• _EXERCISE OBJECTIVE_
Only the words of the entries are wanted, repeated exactly and without images.

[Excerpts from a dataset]
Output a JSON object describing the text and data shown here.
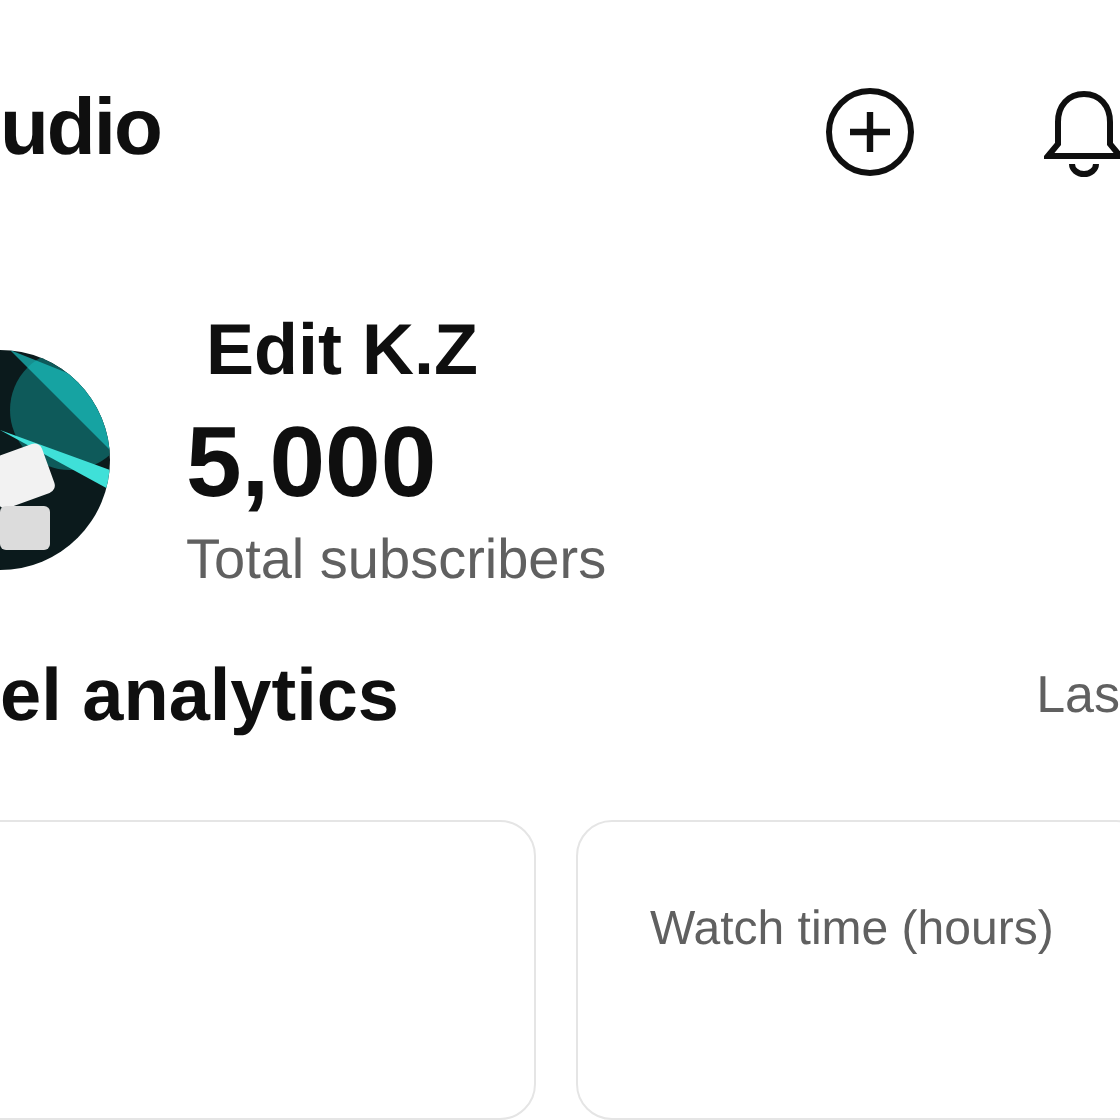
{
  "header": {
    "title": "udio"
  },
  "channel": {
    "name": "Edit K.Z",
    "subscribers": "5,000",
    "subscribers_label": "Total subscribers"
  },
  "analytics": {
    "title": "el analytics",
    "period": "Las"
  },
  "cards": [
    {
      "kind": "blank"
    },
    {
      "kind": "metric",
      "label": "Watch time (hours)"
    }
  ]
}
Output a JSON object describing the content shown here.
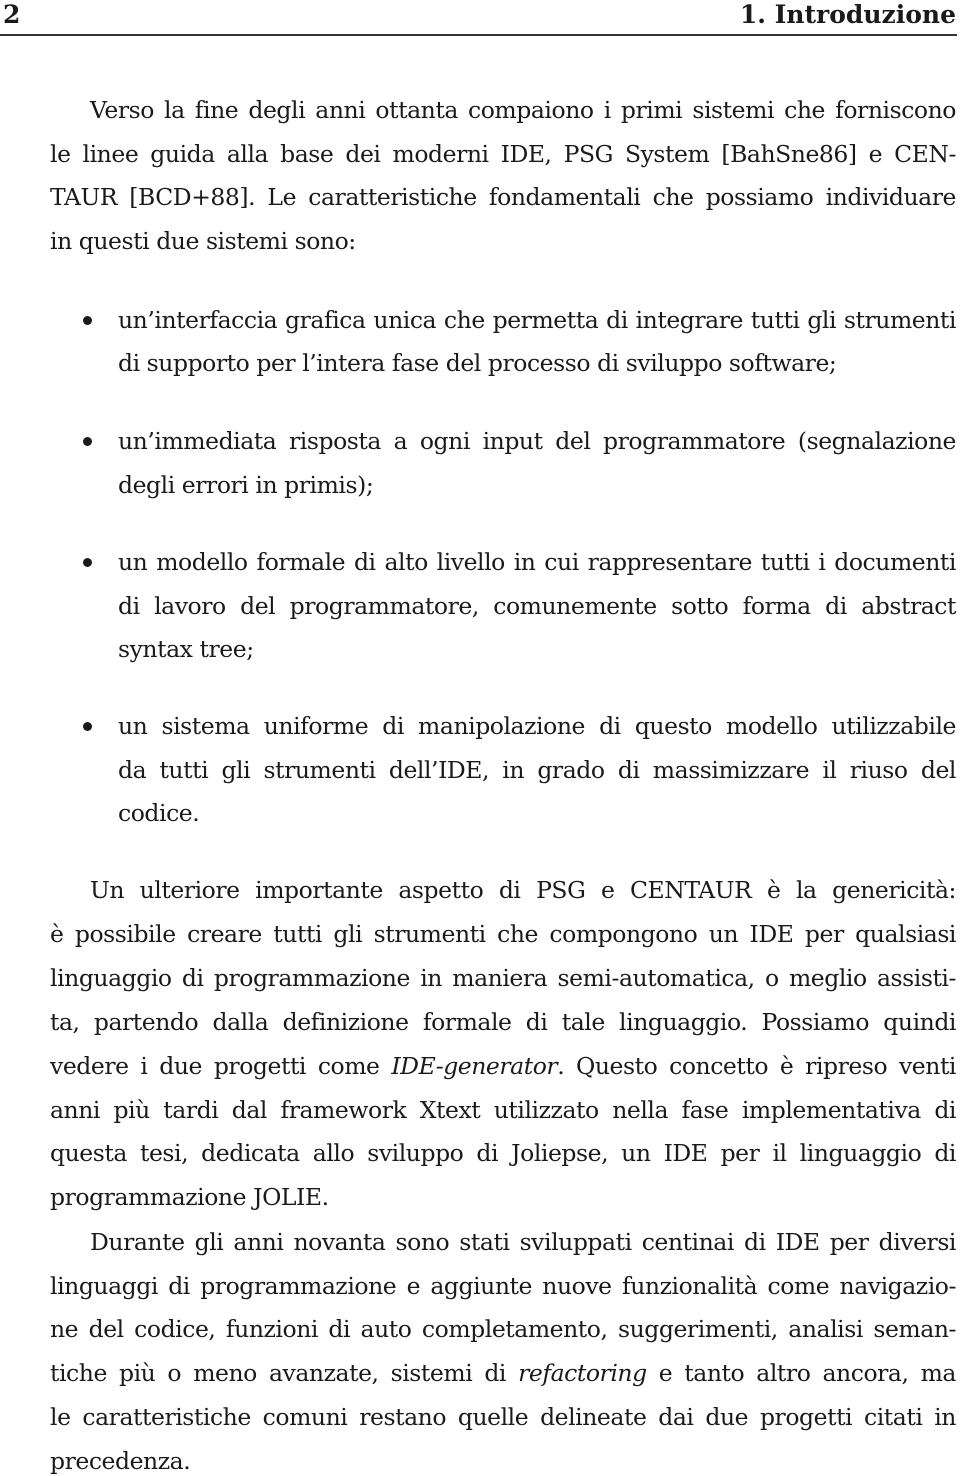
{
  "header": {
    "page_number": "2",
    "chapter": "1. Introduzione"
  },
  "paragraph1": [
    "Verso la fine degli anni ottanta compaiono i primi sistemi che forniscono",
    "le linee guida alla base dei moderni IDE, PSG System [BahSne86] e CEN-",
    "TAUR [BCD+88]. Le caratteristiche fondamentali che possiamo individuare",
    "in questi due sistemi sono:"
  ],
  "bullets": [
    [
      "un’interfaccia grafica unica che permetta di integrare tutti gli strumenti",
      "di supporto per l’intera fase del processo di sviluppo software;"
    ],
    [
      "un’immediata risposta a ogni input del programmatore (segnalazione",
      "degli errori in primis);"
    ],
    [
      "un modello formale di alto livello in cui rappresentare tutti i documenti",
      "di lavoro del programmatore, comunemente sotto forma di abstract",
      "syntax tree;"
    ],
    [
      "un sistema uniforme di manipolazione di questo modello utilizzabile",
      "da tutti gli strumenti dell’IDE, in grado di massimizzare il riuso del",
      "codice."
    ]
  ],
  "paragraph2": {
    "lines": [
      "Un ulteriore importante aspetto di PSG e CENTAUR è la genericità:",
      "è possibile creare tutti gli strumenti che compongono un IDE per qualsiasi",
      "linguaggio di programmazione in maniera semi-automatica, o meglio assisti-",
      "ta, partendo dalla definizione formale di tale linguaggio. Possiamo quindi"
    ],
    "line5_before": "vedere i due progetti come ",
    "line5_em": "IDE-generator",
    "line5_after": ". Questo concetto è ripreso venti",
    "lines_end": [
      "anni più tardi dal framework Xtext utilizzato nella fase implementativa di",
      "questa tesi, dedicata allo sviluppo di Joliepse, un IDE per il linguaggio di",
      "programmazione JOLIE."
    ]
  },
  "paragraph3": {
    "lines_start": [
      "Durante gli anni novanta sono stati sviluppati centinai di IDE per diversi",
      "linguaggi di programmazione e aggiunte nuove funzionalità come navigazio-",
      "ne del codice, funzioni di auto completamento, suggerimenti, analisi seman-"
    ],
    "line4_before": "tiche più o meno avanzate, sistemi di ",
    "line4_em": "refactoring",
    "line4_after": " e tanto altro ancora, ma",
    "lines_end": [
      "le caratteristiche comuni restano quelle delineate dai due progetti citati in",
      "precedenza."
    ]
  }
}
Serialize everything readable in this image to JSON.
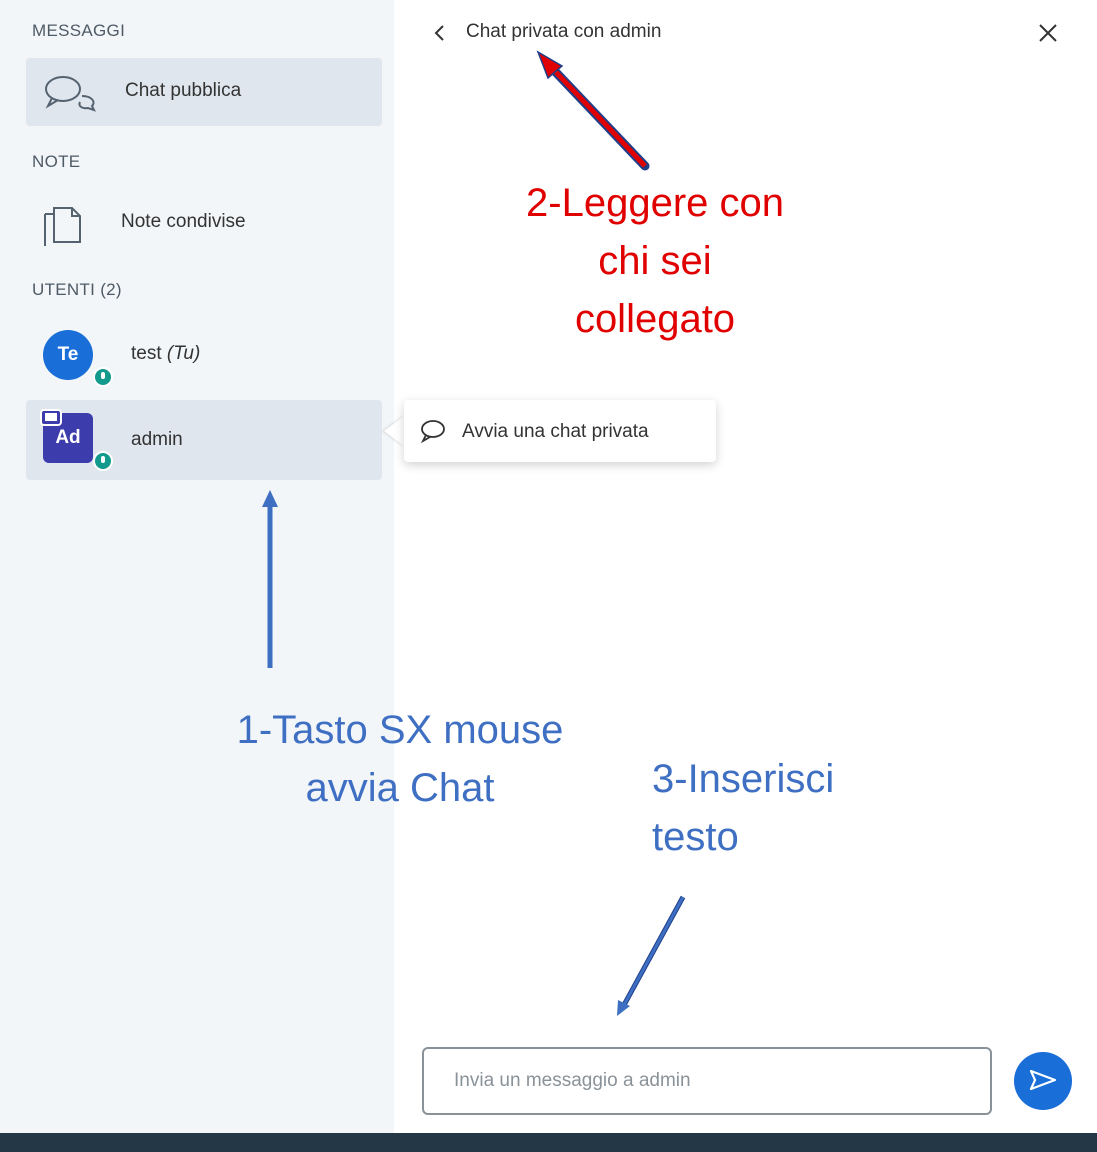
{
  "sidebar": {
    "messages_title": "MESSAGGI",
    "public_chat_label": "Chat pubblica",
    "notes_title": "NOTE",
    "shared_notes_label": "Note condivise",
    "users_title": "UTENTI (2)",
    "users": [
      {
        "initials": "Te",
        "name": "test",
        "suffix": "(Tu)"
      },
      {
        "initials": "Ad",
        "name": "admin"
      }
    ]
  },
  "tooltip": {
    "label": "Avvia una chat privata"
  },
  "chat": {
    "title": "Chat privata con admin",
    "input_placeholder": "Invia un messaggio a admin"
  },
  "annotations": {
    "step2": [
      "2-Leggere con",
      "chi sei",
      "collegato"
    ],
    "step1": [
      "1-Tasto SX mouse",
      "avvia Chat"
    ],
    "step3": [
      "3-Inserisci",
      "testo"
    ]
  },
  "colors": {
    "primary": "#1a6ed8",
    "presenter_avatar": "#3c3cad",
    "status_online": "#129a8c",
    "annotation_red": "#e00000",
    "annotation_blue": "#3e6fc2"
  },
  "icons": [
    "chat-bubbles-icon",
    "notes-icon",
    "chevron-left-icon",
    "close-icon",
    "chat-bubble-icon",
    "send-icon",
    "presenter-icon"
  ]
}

• _TASK RESPONSE_
Output a JSON object describing the text and data shown here.
{
  "header": {
    "title": "udio"
  },
  "channel": {
    "name": "Edit K.Z",
    "subscribers": "5,000",
    "subscribers_label": "Total subscribers"
  },
  "analytics": {
    "title": "el analytics",
    "period": "Las"
  },
  "cards": [
    {
      "kind": "blank"
    },
    {
      "kind": "metric",
      "label": "Watch time (hours)"
    }
  ]
}
Output a JSON object describing the content shown here.
{
  "header": {
    "page_number": "2",
    "chapter": "1. Introduzione"
  },
  "paragraph1": [
    "Verso la fine degli anni ottanta compaiono i primi sistemi che forniscono",
    "le linee guida alla base dei moderni IDE, PSG System [BahSne86] e CEN-",
    "TAUR [BCD+88]. Le caratteristiche fondamentali che possiamo individuare",
    "in questi due sistemi sono:"
  ],
  "bullets": [
    [
      "un’interfaccia grafica unica che permetta di integrare tutti gli strumenti",
      "di supporto per l’intera fase del processo di sviluppo software;"
    ],
    [
      "un’immediata risposta a ogni input del programmatore (segnalazione",
      "degli errori in primis);"
    ],
    [
      "un modello formale di alto livello in cui rappresentare tutti i documenti",
      "di lavoro del programmatore, comunemente sotto forma di abstract",
      "syntax tree;"
    ],
    [
      "un sistema uniforme di manipolazione di questo modello utilizzabile",
      "da tutti gli strumenti dell’IDE, in grado di massimizzare il riuso del",
      "codice."
    ]
  ],
  "paragraph2": {
    "lines": [
      "Un ulteriore importante aspetto di PSG e CENTAUR è la genericità:",
      "è possibile creare tutti gli strumenti che compongono un IDE per qualsiasi",
      "linguaggio di programmazione in maniera semi-automatica, o meglio assisti-",
      "ta, partendo dalla definizione formale di tale linguaggio. Possiamo quindi"
    ],
    "line5_before": "vedere i due progetti come ",
    "line5_em": "IDE-generator",
    "line5_after": ". Questo concetto è ripreso venti",
    "lines_end": [
      "anni più tardi dal framework Xtext utilizzato nella fase implementativa di",
      "questa tesi, dedicata allo sviluppo di Joliepse, un IDE per il linguaggio di",
      "programmazione JOLIE."
    ]
  },
  "paragraph3": {
    "lines_start": [
      "Durante gli anni novanta sono stati sviluppati centinai di IDE per diversi",
      "linguaggi di programmazione e aggiunte nuove funzionalità come navigazio-",
      "ne del codice, funzioni di auto completamento, suggerimenti, analisi seman-"
    ],
    "line4_before": "tiche più o meno avanzate, sistemi di ",
    "line4_em": "refactoring",
    "line4_after": " e tanto altro ancora, ma",
    "lines_end": [
      "le caratteristiche comuni restano quelle delineate dai due progetti citati in",
      "precedenza."
    ]
  }
}
Serialize everything readable in this image to JSON.
{
  "sidebar": {
    "messages_title": "MESSAGGI",
    "public_chat_label": "Chat pubblica",
    "notes_title": "NOTE",
    "shared_notes_label": "Note condivise",
    "users_title": "UTENTI (2)",
    "users": [
      {
        "initials": "Te",
        "name": "test",
        "suffix": "(Tu)"
      },
      {
        "initials": "Ad",
        "name": "admin"
      }
    ]
  },
  "tooltip": {
    "label": "Avvia una chat privata"
  },
  "chat": {
    "title": "Chat privata con admin",
    "input_placeholder": "Invia un messaggio a admin"
  },
  "annotations": {
    "step2": [
      "2-Leggere con",
      "chi sei",
      "collegato"
    ],
    "step1": [
      "1-Tasto SX mouse",
      "avvia Chat"
    ],
    "step3": [
      "3-Inserisci",
      "testo"
    ]
  },
  "colors": {
    "primary": "#1a6ed8",
    "presenter_avatar": "#3c3cad",
    "status_online": "#129a8c",
    "annotation_red": "#e00000",
    "annotation_blue": "#3e6fc2"
  },
  "icons": [
    "chat-bubbles-icon",
    "notes-icon",
    "chevron-left-icon",
    "close-icon",
    "chat-bubble-icon",
    "send-icon",
    "presenter-icon"
  ]
}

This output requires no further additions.